Urethral catheterization is a routine procedure performed with a thin plastic tube inserted via urethra into the bladder for the purpose of urine drainage, obtaining a sterile urine specimen or instilling medications or irrigations into the urinary tract. Urethral catheterizations are categorized into one time use, referred to as intermittent, or for long term use, called indwelling.
Intermittent urethral catheterization is recommended for patients undergoing major abdominal surgery, for cases of acute urinary obstruction or swelling when a patient is unable to urinate. Along with obvious pros of immediate urinary relief, urethral catheterization if performed incorrectly carries some serious side effects like urethral perforation, bleeding and infection risks.

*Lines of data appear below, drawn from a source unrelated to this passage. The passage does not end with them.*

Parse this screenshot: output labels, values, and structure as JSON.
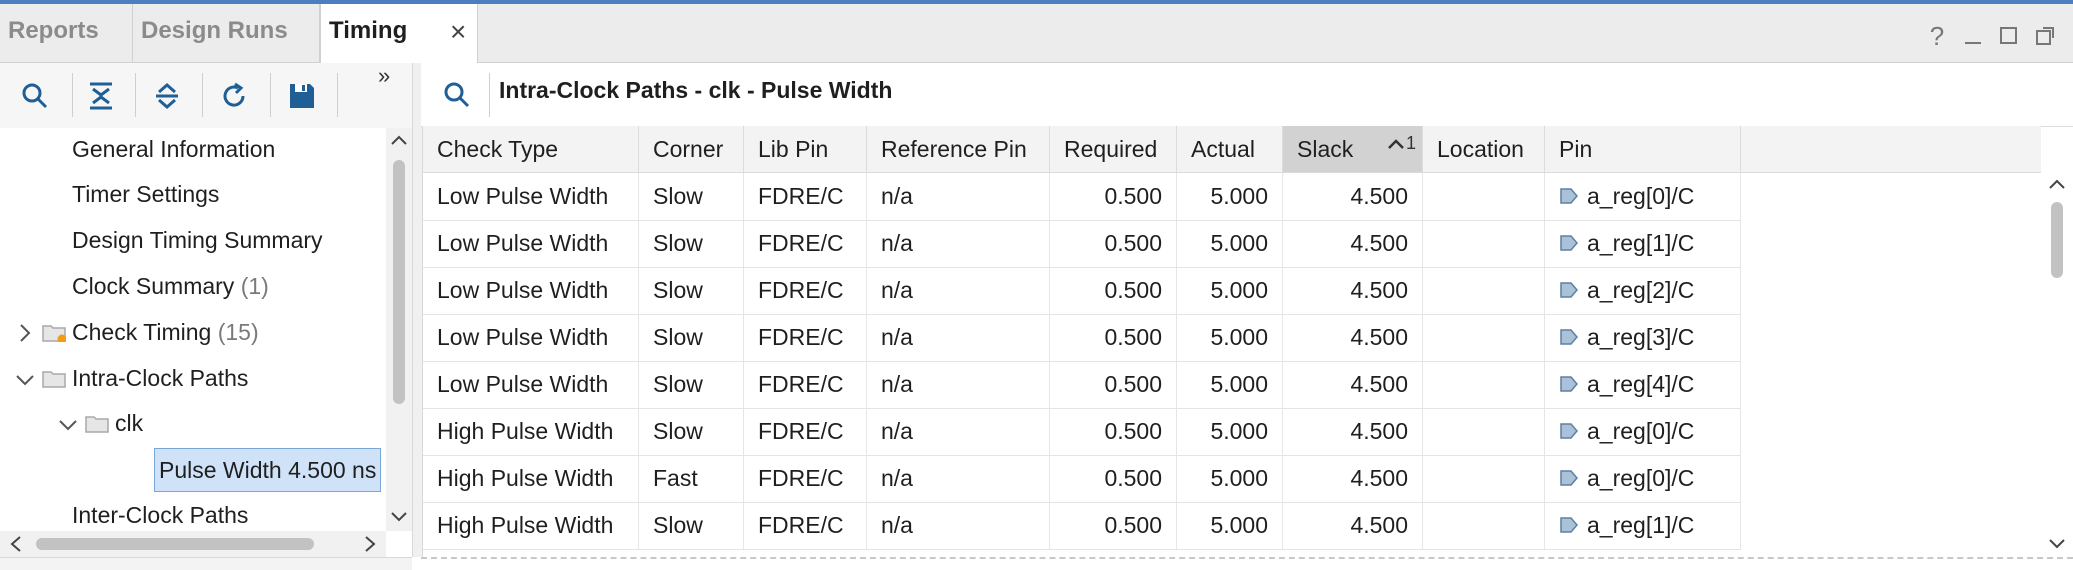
{
  "tabs": [
    {
      "label": "Reports",
      "active": false
    },
    {
      "label": "Design Runs",
      "active": false
    },
    {
      "label": "Timing",
      "active": true
    }
  ],
  "window_controls": {
    "help": "?"
  },
  "toolbar": {
    "icons": [
      "search-icon",
      "collapse-all-icon",
      "expand-all-icon",
      "refresh-icon",
      "save-icon"
    ],
    "more": "»"
  },
  "tree": {
    "items": [
      {
        "label": "General Information",
        "count": ""
      },
      {
        "label": "Timer Settings",
        "count": ""
      },
      {
        "label": "Design Timing Summary",
        "count": ""
      },
      {
        "label": "Clock Summary",
        "count": "(1)"
      },
      {
        "label": "Check Timing",
        "count": "(15)"
      },
      {
        "label": "Intra-Clock Paths",
        "count": ""
      },
      {
        "label": "clk",
        "count": ""
      },
      {
        "label": "Pulse Width 4.500 ns",
        "count": ""
      },
      {
        "label": "Inter-Clock Paths",
        "count": ""
      }
    ]
  },
  "report": {
    "title": "Intra-Clock Paths - clk - Pulse Width"
  },
  "table": {
    "columns": [
      "Check Type",
      "Corner",
      "Lib Pin",
      "Reference Pin",
      "Required",
      "Actual",
      "Slack",
      "Location",
      "Pin"
    ],
    "sort": {
      "column": "Slack",
      "order": "1"
    },
    "rows": [
      {
        "check_type": "Low Pulse Width",
        "corner": "Slow",
        "lib_pin": "FDRE/C",
        "reference_pin": "n/a",
        "required": "0.500",
        "actual": "5.000",
        "slack": "4.500",
        "location": "",
        "pin": "a_reg[0]/C"
      },
      {
        "check_type": "Low Pulse Width",
        "corner": "Slow",
        "lib_pin": "FDRE/C",
        "reference_pin": "n/a",
        "required": "0.500",
        "actual": "5.000",
        "slack": "4.500",
        "location": "",
        "pin": "a_reg[1]/C"
      },
      {
        "check_type": "Low Pulse Width",
        "corner": "Slow",
        "lib_pin": "FDRE/C",
        "reference_pin": "n/a",
        "required": "0.500",
        "actual": "5.000",
        "slack": "4.500",
        "location": "",
        "pin": "a_reg[2]/C"
      },
      {
        "check_type": "Low Pulse Width",
        "corner": "Slow",
        "lib_pin": "FDRE/C",
        "reference_pin": "n/a",
        "required": "0.500",
        "actual": "5.000",
        "slack": "4.500",
        "location": "",
        "pin": "a_reg[3]/C"
      },
      {
        "check_type": "Low Pulse Width",
        "corner": "Slow",
        "lib_pin": "FDRE/C",
        "reference_pin": "n/a",
        "required": "0.500",
        "actual": "5.000",
        "slack": "4.500",
        "location": "",
        "pin": "a_reg[4]/C"
      },
      {
        "check_type": "High Pulse Width",
        "corner": "Slow",
        "lib_pin": "FDRE/C",
        "reference_pin": "n/a",
        "required": "0.500",
        "actual": "5.000",
        "slack": "4.500",
        "location": "",
        "pin": "a_reg[0]/C"
      },
      {
        "check_type": "High Pulse Width",
        "corner": "Fast",
        "lib_pin": "FDRE/C",
        "reference_pin": "n/a",
        "required": "0.500",
        "actual": "5.000",
        "slack": "4.500",
        "location": "",
        "pin": "a_reg[0]/C"
      },
      {
        "check_type": "High Pulse Width",
        "corner": "Slow",
        "lib_pin": "FDRE/C",
        "reference_pin": "n/a",
        "required": "0.500",
        "actual": "5.000",
        "slack": "4.500",
        "location": "",
        "pin": "a_reg[1]/C"
      }
    ]
  },
  "colors": {
    "accent": "#4a7fc1",
    "selection": "#cfe2f8",
    "sorted_header": "#d2d2d2",
    "pin_icon": "#6f8fae",
    "warning_dot": "#f39c12"
  }
}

Long-term urethral catheterization is recommended for both male and female patients with chronic urge incontinence problems and bladder leakage due to various medical conditions. A urine receptacle system is attached to the catheter tube and then taped to a patient’s leg. Most of the patients with the long history of weak bladder that does not respond well to other treatments can benefit from this therapy.
However, a lot of complications associated with the long term usage of urethral catheterization were noted in patients like increased risk of urinary tract, bladder and kidney infections, urethral perforation and bleeding.
In a case when regular urethral catheterization is contraindicated, or a patient is unwilling to have a permanent urinary catheter, a suprapubic catheter can be inserted surgically. A thin bladder catheter is inserted through the skin just above the pubic bone and guided into the bladder with the help of ultrasound. A suprapubic catheter is used for chronic urinary retention, prostate swelling, kidney stones that cause full obstruction and cancer cases.
Both urethral and suprapubic catheterizations put patients at increased risk of infections and used only when absolutely medically necessary.